During the hearings, Moss denied she was a Red, but admitted receiving the Daily Worker, the official organ of the Communist Party, at various addresses she had inhabited over the years. She conceded, after some prodding, the paper “might have been addressed to me” (instead of her husband). She acknowledged that Robert Hall, one of three top Washington, D.C., Communists, had visited her home and that she had lived, for a short while, with Hattie Griffin, an active party member who hosted Communist meetings at her house. Standing alone, this information should have been enough to raise questions as to why she had access to classified material.
More damning evidence was produced. Moss, as the hearings revealed, had been identified as a dues-paying member of the Northeast club of the D.C. Communist Party by FBI undercover informant Mary Markward, and the committee’s majority counsel, Roy Cohn, stressed that Markward’s testimony had been “corroborated” in “a sworn statement” by another witness in executive session.

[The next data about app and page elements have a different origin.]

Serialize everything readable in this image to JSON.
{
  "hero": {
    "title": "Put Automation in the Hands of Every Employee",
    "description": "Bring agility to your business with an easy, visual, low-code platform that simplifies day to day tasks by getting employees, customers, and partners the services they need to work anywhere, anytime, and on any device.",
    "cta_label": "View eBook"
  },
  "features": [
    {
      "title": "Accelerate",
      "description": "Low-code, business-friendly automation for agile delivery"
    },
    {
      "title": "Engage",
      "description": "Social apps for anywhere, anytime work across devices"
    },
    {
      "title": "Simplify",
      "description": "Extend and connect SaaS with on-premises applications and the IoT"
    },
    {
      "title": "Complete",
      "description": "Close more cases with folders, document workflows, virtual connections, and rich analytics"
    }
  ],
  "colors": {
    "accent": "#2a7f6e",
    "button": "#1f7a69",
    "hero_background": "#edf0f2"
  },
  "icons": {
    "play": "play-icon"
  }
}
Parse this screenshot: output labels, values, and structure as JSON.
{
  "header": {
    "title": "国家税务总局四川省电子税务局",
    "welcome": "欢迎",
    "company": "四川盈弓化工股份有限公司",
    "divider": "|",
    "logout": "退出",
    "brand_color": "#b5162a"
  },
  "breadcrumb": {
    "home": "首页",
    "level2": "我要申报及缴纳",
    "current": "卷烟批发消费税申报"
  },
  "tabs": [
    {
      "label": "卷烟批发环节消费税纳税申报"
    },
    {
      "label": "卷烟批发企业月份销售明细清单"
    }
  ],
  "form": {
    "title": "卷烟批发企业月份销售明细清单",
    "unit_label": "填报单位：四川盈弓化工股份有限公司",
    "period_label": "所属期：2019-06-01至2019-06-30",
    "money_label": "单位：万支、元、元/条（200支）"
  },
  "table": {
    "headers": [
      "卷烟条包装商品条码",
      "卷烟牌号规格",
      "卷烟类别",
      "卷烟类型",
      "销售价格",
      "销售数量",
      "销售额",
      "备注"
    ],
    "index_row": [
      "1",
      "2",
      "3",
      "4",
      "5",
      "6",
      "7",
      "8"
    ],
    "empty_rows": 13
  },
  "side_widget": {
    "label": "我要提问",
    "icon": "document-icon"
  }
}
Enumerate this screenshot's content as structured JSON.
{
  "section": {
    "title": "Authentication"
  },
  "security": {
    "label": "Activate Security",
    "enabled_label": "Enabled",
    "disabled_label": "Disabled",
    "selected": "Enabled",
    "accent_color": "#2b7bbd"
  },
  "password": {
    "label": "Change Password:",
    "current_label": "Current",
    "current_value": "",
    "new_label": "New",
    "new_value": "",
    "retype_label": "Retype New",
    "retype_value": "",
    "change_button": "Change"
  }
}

The clincher on Moss came four years later. The Subversive Activities Control Board (SACB), an agency of the federal government, held a hearing on Markward, partly to determine if she had told the truth about Moss. The SACB’s Sept. 19, 1958, verdict, based on board members’ viewing D.C. Communist Party records, such as dues rosters and members’ living residences, was that the exhibits “corroborate Markward’s testimony in the Moss security hearings.” The SACB, in short, found that McCarthy had bagged the right Annie Lee Moss, Murrow to the contrary.
Maybe that’s why Clooney just implies that Moss was innocent.
Clooney has said the reason he made Good Night, and Good Luck was to set the record straight because uber-conservative author Ann Coulter “wrote a book about how great Joe McCarthy was.” The irony is that no matter how much people are turned off by demagogues like Coulter and McCarthy, the cold hard facts support their arguments more than the ones put forth by the charismatic duo of Clooney and Murrow.
Hardly setting the record straight by omitting newly discovered facts revealed by Venona, Clooney’s film is deceitful, and though it was released in 2005 it could have come out 30 years earlier without altering a scene. It’s a new release, yet more outdated than The Way We Were and The Front.
Oh well, gotta go. In the meantime, good night, and good luck.###
Hang on; I forgot this issue’s cover story about that sensitive poet…Michael Madsen